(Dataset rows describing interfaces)
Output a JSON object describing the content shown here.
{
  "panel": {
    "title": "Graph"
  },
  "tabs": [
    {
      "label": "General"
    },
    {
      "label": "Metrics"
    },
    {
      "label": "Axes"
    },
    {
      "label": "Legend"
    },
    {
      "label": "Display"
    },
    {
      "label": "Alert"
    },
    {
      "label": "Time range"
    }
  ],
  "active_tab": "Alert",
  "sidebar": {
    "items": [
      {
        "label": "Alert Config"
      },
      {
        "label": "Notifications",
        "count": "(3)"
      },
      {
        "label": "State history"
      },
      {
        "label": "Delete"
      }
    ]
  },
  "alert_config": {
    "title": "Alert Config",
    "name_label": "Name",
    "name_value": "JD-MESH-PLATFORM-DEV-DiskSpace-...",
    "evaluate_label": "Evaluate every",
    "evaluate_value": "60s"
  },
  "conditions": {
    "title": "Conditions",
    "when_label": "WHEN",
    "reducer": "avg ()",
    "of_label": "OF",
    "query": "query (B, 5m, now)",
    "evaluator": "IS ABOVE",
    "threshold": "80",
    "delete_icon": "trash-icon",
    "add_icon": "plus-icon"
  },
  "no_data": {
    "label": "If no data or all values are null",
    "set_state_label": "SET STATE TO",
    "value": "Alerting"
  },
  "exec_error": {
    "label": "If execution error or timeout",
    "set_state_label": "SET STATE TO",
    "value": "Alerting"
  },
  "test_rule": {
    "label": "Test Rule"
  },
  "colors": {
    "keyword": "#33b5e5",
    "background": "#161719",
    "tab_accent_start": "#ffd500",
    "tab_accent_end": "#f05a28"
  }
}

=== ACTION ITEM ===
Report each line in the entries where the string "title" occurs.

=== YOUR RESPONSE ===
    "title": "Graph"
    "title": "Alert Config",
    "title": "Conditions",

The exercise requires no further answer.